- 1 cup sliced carrots
- 2 tbsp. oil
- 3 cups cooked kabocha squash (approximately a 3 lb. squash)
- 4 cups vegetable broth
- 15 oz. can full-fat coconut milk
- 1 tbsp. garlic granules (or powder)
- 1 tsp. ground cumin
- ¼ tsp. ground ginger
- 1 tsp. garam masala
- 2 tsp. curry powder
- 2 tbsp. pure maple syrup
- salt to taste
- Heat oil in a large soup pot.
- Sauté the onions and carrots over medium heat to medium-high heat in the oil until the onions become translucent and slightly golden brown on the edges.
- Once your squash is prepared, place all the ingredients for the soup into a large soup pot and bring it to a boil. Reduce heat to a simmer and cook until the carrots are soft enough to blend. Stir occasionally.
- Blend the soup, using an immersion blender. Or transfer a bit at a time into a regular blender and blend in batches. However, if you do this, make sure to let the soup cool first. Hot blenders tend to explode from the build-up of steam/pressure.

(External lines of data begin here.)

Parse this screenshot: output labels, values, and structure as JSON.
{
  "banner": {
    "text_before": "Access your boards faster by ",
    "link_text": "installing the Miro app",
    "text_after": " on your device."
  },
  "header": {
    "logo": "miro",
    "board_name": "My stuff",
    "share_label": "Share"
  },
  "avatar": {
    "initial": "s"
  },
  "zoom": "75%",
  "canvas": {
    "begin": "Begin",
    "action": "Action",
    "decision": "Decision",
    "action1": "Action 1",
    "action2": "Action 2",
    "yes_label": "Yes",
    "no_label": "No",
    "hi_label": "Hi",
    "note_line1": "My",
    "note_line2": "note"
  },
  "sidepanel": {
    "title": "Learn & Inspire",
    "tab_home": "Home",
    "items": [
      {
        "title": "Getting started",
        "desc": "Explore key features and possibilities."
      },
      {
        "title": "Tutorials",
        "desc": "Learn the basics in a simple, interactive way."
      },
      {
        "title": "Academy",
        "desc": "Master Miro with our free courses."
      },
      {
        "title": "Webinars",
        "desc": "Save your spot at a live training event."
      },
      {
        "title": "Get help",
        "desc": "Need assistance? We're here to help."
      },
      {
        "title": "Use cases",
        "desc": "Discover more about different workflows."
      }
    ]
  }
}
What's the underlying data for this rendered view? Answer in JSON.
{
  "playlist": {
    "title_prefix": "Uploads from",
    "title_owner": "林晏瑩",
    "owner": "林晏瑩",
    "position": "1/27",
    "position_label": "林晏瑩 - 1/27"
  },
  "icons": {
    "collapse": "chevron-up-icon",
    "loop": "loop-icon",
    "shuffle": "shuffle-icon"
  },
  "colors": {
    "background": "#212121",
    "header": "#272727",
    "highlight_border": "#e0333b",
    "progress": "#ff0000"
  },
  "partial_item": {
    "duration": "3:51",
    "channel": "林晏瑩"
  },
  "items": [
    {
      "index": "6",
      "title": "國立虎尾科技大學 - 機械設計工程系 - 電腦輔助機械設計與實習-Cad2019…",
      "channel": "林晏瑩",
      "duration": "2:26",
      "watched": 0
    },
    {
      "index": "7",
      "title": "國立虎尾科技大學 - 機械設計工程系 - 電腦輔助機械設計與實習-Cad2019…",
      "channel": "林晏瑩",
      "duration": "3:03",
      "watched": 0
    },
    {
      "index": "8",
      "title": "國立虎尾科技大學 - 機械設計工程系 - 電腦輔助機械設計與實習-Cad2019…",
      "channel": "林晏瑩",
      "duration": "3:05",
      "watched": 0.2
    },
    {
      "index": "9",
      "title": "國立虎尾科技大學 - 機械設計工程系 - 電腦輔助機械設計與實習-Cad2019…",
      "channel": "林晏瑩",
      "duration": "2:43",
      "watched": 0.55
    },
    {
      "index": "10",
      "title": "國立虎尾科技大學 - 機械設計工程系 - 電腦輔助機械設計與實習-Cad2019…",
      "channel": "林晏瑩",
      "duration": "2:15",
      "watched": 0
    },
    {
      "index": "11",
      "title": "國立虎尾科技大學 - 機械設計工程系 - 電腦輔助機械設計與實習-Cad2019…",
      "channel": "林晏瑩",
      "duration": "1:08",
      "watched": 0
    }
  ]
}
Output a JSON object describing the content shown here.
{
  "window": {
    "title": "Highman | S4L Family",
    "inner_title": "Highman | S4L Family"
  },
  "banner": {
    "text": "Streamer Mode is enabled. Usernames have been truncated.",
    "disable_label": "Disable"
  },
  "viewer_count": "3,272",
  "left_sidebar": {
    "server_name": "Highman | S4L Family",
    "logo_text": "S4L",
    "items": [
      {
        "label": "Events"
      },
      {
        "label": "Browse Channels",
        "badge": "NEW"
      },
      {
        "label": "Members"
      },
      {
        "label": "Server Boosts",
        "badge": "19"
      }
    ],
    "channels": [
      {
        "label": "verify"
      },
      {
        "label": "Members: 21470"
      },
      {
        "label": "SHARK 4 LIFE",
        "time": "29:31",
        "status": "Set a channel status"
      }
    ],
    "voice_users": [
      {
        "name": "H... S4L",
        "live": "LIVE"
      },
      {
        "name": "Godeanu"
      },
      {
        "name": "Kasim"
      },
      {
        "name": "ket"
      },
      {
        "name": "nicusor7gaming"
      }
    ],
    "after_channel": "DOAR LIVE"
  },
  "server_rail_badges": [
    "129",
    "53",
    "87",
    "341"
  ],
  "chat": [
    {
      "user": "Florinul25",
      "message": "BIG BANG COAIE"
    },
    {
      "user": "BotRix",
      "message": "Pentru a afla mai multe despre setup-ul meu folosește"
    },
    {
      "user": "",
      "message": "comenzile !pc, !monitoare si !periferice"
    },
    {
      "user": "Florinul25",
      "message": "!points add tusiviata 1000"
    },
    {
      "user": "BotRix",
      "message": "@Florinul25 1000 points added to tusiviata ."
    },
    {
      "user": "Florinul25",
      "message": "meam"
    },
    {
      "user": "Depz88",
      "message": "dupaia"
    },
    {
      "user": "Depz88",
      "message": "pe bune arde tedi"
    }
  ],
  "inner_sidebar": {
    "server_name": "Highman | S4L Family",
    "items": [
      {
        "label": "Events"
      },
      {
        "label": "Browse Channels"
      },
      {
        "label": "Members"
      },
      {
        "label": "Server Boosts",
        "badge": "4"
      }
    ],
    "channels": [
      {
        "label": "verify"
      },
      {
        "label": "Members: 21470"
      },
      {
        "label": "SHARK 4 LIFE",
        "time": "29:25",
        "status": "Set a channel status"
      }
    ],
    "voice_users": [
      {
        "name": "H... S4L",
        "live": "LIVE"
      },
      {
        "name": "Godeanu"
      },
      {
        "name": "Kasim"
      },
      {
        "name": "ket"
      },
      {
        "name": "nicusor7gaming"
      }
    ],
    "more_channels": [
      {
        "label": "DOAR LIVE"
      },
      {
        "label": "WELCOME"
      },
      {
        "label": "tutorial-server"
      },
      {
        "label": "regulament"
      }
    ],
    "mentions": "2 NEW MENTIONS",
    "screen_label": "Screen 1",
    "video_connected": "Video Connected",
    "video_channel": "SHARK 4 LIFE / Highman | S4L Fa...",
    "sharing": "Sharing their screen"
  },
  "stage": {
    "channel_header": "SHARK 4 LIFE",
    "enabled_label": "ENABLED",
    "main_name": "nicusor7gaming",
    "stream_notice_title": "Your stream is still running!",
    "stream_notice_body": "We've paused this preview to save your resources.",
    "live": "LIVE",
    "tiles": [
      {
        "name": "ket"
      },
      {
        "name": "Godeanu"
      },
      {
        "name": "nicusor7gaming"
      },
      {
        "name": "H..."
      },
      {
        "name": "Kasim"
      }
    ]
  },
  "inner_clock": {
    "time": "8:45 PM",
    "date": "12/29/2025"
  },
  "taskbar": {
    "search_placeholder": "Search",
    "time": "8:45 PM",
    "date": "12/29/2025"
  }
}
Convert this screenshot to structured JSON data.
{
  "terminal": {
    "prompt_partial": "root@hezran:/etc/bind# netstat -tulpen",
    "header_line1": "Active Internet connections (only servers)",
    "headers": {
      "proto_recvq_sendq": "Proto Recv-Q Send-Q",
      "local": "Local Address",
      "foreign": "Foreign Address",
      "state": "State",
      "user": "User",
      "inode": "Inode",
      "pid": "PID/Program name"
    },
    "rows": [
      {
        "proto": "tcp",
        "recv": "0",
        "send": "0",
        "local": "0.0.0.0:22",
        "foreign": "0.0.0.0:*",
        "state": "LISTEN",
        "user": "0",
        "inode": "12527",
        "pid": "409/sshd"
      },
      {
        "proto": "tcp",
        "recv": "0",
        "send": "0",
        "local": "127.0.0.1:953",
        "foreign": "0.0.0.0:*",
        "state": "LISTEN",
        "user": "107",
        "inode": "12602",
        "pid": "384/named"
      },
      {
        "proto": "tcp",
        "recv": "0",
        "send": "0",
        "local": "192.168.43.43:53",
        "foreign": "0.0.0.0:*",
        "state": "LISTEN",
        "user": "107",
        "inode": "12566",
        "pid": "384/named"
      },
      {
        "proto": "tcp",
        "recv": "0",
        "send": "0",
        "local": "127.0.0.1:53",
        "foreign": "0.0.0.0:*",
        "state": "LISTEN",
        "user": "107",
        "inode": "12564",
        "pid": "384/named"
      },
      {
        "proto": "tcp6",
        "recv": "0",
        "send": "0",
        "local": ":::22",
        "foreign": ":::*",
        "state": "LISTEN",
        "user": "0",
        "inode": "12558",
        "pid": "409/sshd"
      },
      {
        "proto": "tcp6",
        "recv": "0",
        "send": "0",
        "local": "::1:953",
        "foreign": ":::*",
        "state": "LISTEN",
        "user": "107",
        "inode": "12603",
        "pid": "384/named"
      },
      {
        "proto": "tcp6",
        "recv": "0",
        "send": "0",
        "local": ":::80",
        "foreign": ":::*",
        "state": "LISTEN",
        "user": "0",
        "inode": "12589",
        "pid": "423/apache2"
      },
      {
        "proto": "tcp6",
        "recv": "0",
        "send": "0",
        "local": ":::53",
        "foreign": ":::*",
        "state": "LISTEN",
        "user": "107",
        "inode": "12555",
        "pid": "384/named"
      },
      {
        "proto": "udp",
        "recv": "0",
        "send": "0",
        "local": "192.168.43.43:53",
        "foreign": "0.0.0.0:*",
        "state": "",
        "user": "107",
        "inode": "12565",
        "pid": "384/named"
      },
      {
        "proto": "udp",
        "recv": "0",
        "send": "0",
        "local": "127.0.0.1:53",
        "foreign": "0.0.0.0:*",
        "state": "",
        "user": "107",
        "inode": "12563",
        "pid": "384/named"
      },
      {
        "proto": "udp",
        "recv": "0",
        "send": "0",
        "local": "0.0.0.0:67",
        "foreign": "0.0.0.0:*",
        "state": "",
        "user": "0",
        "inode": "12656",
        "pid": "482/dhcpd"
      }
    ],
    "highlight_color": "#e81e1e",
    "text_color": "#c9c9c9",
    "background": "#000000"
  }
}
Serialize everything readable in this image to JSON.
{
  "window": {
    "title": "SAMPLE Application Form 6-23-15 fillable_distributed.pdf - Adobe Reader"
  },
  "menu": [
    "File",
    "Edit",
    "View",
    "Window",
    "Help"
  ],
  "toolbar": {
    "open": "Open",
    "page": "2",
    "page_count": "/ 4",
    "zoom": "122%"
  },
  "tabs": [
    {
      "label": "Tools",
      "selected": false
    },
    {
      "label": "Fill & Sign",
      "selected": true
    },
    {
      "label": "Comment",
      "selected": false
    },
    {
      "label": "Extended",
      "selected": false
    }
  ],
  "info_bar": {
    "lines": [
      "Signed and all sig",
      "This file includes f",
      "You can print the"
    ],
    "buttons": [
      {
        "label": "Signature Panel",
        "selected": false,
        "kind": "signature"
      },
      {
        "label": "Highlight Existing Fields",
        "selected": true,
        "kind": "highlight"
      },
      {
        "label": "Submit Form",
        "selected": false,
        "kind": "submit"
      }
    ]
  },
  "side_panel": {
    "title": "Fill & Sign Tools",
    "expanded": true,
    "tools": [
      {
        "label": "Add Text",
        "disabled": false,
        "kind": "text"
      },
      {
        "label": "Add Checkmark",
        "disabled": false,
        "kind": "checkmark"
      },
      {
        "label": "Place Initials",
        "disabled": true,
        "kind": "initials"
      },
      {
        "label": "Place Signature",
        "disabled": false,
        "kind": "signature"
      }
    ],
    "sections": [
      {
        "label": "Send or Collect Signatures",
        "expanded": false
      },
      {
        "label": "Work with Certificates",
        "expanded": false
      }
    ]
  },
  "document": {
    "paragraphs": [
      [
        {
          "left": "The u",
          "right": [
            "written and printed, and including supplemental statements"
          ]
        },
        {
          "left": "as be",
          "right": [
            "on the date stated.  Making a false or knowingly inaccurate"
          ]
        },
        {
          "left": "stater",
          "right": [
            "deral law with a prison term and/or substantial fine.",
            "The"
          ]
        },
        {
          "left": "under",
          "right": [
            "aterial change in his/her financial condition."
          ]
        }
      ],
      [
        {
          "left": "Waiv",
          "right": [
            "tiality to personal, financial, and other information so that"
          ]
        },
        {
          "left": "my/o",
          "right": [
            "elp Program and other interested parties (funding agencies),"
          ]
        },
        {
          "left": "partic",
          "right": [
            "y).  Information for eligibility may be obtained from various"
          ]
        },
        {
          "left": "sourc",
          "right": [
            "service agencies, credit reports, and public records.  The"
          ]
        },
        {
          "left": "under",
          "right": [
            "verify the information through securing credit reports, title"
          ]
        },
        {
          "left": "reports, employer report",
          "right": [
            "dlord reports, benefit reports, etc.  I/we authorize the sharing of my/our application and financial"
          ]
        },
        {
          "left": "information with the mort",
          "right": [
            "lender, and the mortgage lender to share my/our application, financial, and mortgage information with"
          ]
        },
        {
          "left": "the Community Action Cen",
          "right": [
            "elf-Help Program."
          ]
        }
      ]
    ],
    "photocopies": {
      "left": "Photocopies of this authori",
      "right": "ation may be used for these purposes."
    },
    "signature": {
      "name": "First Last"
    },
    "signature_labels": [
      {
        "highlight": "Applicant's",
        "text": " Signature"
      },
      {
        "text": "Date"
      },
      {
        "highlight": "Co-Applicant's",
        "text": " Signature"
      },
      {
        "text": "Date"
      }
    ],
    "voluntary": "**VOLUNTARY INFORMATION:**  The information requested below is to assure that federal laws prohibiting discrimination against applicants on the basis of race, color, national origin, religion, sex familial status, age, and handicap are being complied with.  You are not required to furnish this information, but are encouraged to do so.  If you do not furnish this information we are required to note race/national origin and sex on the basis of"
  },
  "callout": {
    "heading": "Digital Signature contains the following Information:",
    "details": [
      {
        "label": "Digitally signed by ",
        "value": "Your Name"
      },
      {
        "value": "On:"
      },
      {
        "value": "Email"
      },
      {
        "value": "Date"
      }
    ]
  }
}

- Serve with a couple of slices of crusty garlic bread or naan.